Dataset excerpts:
- Opening Delimiter -
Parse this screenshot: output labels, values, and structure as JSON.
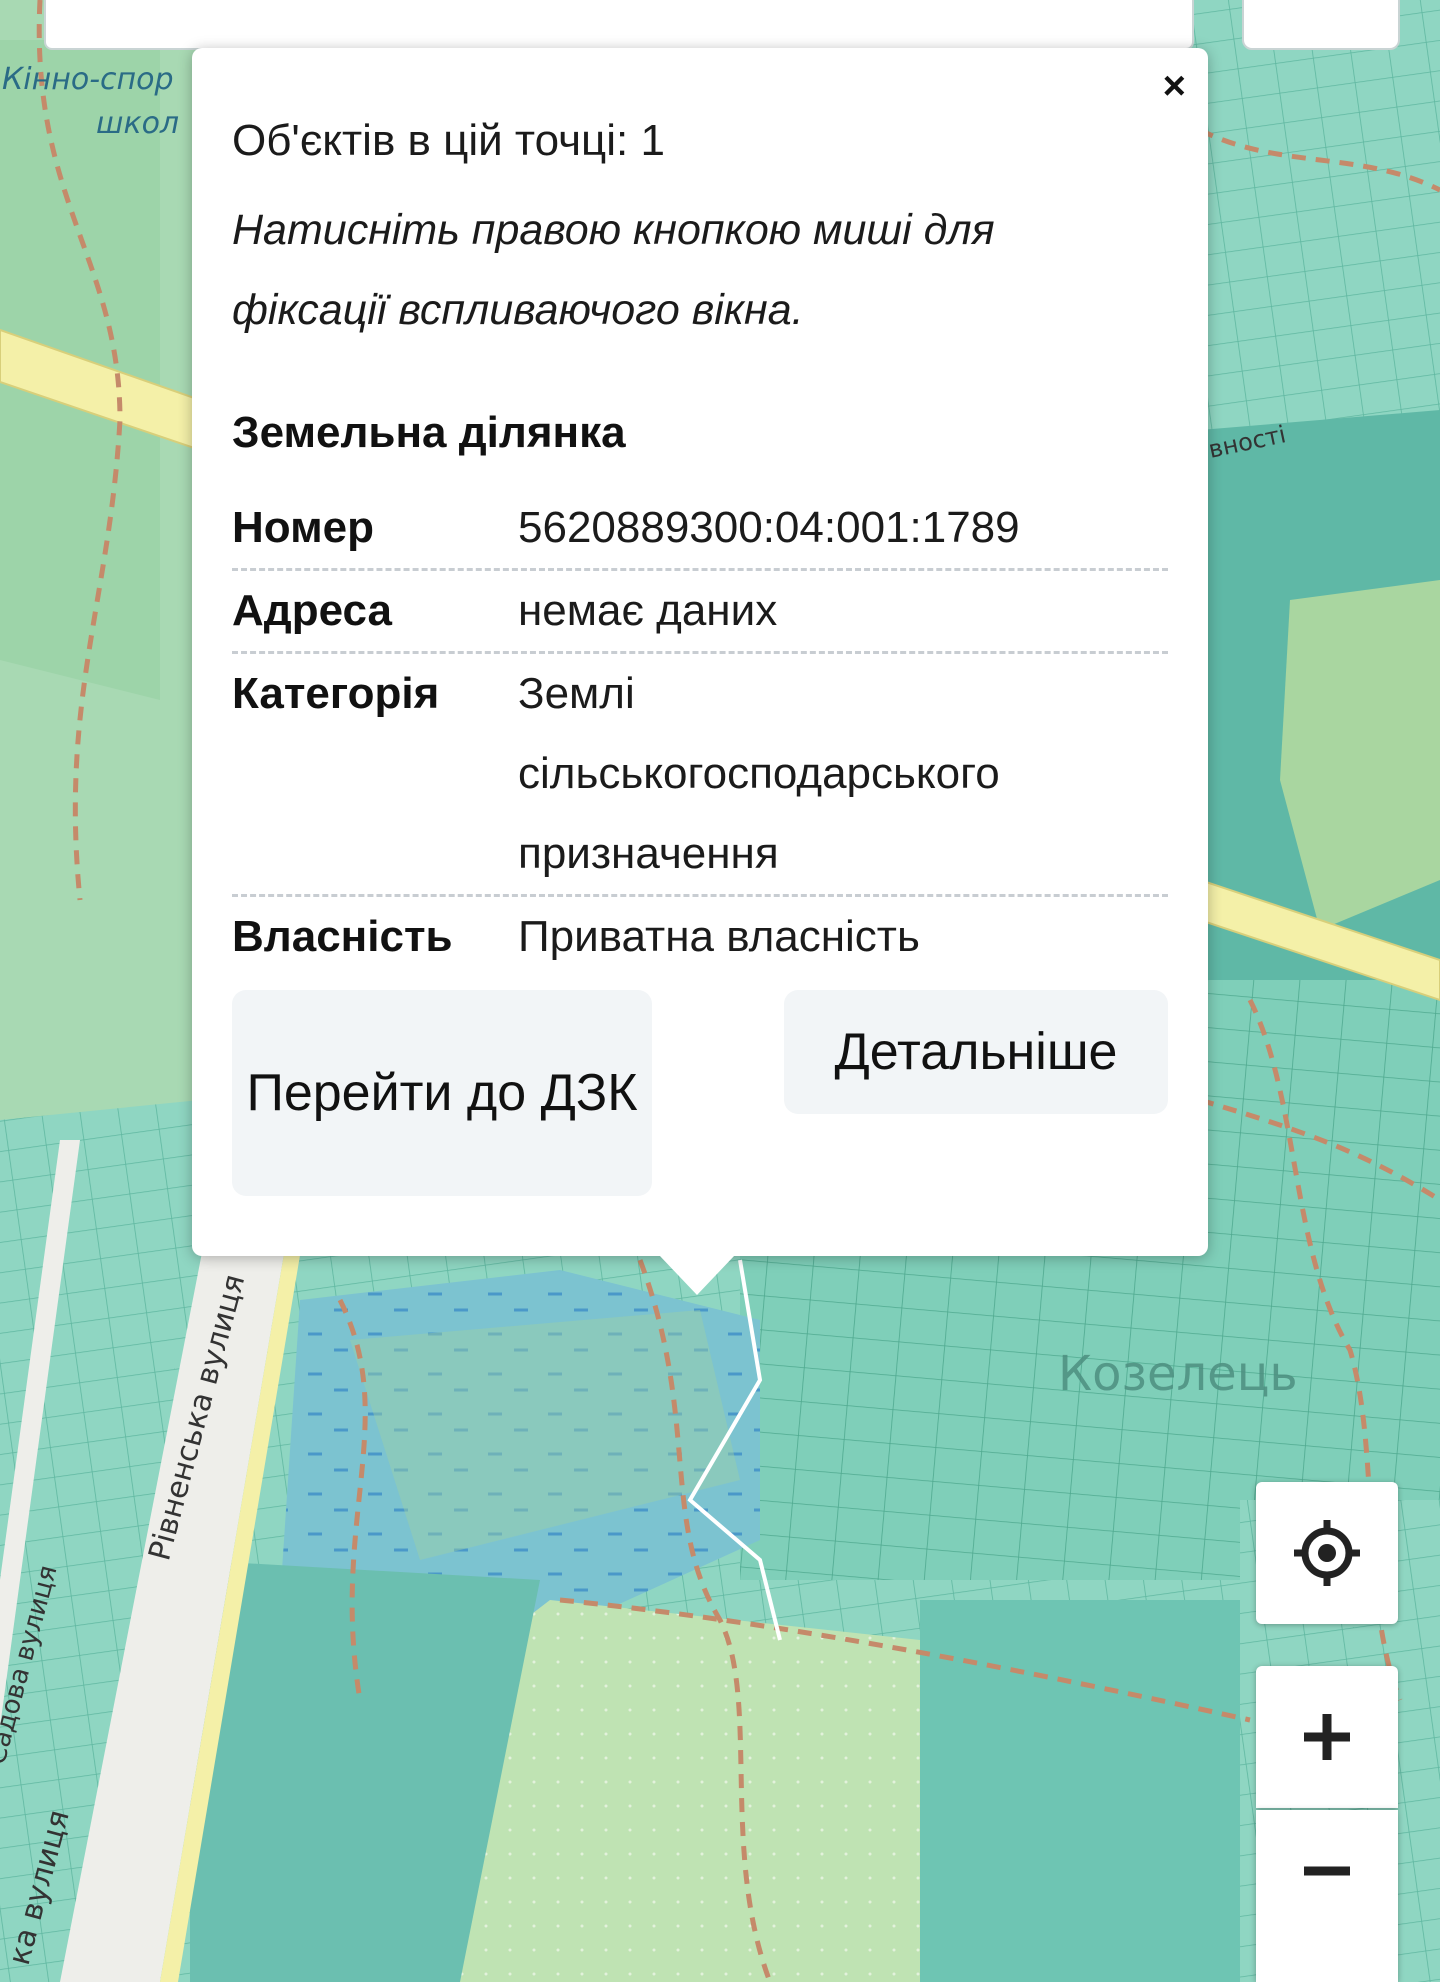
{
  "popup": {
    "close_label": "×",
    "count_text": "Об'єктів в цій точці: 1",
    "hint_text": "Натисніть правою кнопкою миші для фіксації вспливаючого вікна.",
    "section_title": "Земельна ділянка",
    "rows": [
      {
        "key": "Номер",
        "value": "5620889300:04:001:1789"
      },
      {
        "key": "Адреса",
        "value": "немає даних"
      },
      {
        "key": "Категорія",
        "value": "Землі сільськогосподарського призначення"
      },
      {
        "key": "Власність",
        "value": "Приватна власність"
      }
    ],
    "btn_dzk": "Перейти до ДЗК",
    "btn_more": "Детальніше"
  },
  "map": {
    "labels": {
      "school_1": "Кінно-спор",
      "school_2": "школ",
      "street_rivnenska": "Рівненська вулиця",
      "street_sadova": "Садова вулиця",
      "street_bottom": "ка вулиця",
      "street_top_right": "вності",
      "town": "Козелець"
    },
    "colors": {
      "parcel": "#8fd6c2",
      "parcel_line": "#5fb7a0",
      "water": "#86c9d6",
      "forest": "#b4dba6",
      "road": "#f4f0a8",
      "path": "#c58a6a"
    }
  },
  "controls": {
    "locate_icon": "locate-icon",
    "zoom_in_icon": "plus-icon",
    "zoom_out_icon": "minus-icon"
  }
}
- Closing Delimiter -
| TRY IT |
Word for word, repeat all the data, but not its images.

| RESPONSE TO THIS EXERCISE |
Parse this screenshot: output labels, values, and structure as JSON.
{
  "popup": {
    "close_label": "×",
    "count_text": "Об'єктів в цій точці: 1",
    "hint_text": "Натисніть правою кнопкою миші для фіксації вспливаючого вікна.",
    "section_title": "Земельна ділянка",
    "rows": [
      {
        "key": "Номер",
        "value": "5620889300:04:001:1789"
      },
      {
        "key": "Адреса",
        "value": "немає даних"
      },
      {
        "key": "Категорія",
        "value": "Землі сільськогосподарського призначення"
      },
      {
        "key": "Власність",
        "value": "Приватна власність"
      }
    ],
    "btn_dzk": "Перейти до ДЗК",
    "btn_more": "Детальніше"
  },
  "map": {
    "labels": {
      "school_1": "Кінно-спор",
      "school_2": "школ",
      "street_rivnenska": "Рівненська вулиця",
      "street_sadova": "Садова вулиця",
      "street_bottom": "ка вулиця",
      "street_top_right": "вності",
      "town": "Козелець"
    },
    "colors": {
      "parcel": "#8fd6c2",
      "parcel_line": "#5fb7a0",
      "water": "#86c9d6",
      "forest": "#b4dba6",
      "road": "#f4f0a8",
      "path": "#c58a6a"
    }
  },
  "controls": {
    "locate_icon": "locate-icon",
    "zoom_in_icon": "plus-icon",
    "zoom_out_icon": "minus-icon"
  }
}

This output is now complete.